- **About this exercise**: Copy out each line of the data that holds the string "Master".

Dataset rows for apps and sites

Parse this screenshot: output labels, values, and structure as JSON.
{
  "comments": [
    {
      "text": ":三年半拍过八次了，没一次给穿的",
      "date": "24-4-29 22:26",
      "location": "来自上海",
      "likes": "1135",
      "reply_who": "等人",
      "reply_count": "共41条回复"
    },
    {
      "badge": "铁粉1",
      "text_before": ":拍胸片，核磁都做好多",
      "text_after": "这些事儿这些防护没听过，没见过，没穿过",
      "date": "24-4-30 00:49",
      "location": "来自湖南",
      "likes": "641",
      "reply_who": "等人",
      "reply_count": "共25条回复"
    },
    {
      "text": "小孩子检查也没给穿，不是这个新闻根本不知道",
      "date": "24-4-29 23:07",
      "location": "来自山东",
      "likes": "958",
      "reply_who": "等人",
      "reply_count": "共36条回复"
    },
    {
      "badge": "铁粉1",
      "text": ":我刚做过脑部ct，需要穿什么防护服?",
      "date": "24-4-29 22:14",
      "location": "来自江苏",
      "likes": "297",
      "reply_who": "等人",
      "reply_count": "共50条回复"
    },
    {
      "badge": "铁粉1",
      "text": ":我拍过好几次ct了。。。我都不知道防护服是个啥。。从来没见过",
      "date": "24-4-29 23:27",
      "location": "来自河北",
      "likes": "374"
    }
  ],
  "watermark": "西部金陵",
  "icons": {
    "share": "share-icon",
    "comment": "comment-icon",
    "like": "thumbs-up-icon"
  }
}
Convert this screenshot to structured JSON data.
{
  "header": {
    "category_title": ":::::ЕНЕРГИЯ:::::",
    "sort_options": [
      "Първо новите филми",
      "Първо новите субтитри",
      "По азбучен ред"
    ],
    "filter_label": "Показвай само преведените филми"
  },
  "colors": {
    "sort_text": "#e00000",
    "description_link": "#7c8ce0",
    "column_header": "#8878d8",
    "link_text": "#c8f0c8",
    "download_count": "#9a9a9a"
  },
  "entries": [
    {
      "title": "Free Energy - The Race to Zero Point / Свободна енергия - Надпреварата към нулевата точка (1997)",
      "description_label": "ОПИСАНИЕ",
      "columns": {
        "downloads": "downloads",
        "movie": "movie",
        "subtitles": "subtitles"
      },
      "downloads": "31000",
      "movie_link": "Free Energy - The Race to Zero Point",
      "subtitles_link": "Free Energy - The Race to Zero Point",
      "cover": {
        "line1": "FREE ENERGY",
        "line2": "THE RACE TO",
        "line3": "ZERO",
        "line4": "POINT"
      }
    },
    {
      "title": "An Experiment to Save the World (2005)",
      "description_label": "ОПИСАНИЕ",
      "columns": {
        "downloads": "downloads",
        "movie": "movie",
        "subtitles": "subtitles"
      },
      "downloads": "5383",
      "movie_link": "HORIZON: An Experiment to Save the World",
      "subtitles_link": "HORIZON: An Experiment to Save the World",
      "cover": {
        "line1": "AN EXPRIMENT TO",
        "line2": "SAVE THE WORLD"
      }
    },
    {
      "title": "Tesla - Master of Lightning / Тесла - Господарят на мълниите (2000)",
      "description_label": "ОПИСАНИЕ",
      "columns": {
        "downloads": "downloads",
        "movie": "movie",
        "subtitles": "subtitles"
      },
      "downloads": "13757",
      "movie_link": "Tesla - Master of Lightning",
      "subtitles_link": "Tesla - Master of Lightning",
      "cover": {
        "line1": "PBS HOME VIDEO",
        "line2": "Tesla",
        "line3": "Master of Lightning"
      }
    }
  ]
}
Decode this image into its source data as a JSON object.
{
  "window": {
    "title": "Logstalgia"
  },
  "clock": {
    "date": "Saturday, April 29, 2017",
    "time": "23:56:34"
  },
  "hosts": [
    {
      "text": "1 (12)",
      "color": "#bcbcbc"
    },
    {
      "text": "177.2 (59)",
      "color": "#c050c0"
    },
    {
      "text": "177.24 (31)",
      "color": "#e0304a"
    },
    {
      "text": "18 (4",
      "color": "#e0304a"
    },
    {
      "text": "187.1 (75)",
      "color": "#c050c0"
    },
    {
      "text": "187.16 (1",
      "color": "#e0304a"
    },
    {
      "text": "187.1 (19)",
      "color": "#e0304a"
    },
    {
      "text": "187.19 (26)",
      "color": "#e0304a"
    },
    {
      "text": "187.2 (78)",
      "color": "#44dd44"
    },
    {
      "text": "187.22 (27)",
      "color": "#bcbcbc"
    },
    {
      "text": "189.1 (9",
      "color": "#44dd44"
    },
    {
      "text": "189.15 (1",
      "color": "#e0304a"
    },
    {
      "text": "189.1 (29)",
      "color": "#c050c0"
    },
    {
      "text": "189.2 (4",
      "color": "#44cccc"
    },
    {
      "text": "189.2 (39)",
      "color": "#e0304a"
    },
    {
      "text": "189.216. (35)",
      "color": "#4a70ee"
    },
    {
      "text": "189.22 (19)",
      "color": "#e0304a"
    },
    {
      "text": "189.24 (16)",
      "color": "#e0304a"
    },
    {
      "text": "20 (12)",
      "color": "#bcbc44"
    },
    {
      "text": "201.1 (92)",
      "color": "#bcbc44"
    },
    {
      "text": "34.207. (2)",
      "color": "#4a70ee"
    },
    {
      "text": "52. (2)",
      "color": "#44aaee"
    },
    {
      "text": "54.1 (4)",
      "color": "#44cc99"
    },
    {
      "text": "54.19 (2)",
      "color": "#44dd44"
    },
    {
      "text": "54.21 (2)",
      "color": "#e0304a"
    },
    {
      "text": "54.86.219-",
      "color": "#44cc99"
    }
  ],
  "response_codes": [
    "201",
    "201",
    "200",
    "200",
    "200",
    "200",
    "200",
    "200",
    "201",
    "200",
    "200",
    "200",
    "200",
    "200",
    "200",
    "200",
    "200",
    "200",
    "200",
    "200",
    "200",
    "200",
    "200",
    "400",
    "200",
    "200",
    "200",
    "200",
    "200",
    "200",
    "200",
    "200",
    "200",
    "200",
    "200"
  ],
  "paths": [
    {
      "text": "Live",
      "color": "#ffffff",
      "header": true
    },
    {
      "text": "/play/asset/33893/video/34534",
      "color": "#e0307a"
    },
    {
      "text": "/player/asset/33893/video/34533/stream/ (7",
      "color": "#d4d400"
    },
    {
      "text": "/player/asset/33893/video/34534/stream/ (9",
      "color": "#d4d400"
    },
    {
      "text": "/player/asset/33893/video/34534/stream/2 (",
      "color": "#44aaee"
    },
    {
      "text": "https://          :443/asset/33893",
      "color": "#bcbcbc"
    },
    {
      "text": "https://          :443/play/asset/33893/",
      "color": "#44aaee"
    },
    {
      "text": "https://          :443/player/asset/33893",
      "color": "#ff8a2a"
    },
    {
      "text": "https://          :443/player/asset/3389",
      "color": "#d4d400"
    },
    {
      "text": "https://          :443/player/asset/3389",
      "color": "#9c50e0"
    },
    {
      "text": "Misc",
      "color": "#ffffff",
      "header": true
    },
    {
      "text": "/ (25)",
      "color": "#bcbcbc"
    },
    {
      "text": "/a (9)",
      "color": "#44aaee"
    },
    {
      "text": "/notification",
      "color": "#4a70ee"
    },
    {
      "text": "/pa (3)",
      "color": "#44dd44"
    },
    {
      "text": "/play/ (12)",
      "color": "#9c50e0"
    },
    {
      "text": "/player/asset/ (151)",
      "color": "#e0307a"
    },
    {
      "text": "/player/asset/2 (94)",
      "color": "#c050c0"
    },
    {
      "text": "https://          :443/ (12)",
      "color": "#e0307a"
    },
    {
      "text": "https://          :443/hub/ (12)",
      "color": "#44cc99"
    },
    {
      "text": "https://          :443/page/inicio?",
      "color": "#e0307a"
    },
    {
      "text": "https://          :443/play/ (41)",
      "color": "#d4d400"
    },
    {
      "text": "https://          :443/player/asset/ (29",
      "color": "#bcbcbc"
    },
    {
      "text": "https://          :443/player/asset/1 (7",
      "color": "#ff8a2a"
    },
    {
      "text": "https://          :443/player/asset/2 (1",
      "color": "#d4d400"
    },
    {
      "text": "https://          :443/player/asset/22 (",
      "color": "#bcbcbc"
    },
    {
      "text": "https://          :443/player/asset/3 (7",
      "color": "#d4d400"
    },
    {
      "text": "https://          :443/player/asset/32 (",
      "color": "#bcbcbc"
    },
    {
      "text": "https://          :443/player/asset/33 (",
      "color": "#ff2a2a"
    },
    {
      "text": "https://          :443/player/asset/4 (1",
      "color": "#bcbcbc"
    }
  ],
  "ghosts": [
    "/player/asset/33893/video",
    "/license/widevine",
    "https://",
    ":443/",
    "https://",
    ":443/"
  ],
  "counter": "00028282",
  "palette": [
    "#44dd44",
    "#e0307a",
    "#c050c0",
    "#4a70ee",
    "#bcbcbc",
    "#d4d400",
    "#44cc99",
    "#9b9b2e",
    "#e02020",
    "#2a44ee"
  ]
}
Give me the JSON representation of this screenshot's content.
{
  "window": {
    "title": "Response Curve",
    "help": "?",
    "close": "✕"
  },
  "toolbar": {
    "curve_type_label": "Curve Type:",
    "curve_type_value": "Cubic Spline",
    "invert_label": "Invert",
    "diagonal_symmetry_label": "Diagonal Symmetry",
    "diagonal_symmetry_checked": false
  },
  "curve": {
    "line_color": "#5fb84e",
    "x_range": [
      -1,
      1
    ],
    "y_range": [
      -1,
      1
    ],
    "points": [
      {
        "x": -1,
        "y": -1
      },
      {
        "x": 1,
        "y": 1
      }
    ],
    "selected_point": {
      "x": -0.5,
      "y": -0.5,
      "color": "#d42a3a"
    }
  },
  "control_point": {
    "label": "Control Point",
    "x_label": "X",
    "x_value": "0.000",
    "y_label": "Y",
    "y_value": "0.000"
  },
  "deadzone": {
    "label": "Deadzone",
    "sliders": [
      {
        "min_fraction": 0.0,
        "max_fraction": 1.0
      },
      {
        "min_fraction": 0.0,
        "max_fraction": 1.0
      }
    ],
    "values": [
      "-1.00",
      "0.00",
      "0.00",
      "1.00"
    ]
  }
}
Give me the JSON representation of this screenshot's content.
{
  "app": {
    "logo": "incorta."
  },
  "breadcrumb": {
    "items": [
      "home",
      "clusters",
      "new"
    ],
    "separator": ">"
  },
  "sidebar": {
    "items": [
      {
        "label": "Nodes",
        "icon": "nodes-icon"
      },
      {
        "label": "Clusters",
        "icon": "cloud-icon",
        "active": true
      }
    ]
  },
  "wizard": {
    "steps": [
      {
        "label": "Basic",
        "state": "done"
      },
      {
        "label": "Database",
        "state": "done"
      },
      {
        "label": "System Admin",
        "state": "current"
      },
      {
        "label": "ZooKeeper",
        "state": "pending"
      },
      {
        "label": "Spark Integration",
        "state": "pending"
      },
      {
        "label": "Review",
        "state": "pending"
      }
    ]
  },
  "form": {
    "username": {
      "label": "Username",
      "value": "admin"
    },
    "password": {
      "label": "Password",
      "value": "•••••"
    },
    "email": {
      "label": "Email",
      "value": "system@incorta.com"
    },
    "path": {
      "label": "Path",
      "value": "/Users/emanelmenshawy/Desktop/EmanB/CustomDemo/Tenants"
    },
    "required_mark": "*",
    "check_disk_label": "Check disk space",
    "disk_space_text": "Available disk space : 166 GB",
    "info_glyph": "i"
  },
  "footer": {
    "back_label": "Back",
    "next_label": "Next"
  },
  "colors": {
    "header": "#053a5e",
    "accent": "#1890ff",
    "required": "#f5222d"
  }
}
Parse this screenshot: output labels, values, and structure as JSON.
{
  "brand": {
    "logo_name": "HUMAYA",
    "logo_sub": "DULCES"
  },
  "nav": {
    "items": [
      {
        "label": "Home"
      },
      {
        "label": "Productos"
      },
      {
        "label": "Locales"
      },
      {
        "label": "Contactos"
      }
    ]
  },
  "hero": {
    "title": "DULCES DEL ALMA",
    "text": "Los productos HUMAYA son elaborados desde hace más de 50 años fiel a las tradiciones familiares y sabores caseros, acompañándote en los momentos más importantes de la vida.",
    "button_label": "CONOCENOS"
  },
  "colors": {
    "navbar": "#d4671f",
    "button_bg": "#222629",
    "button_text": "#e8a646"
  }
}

- **Reply**:
      "title": "Tesla - Master of Lightning / Тесла - Господарят на мълниите (2000)",
      "movie_link": "Tesla - Master of Lightning",
      "subtitles_link": "Tesla - Master of Lightning",
        "line3": "Master of Lightning"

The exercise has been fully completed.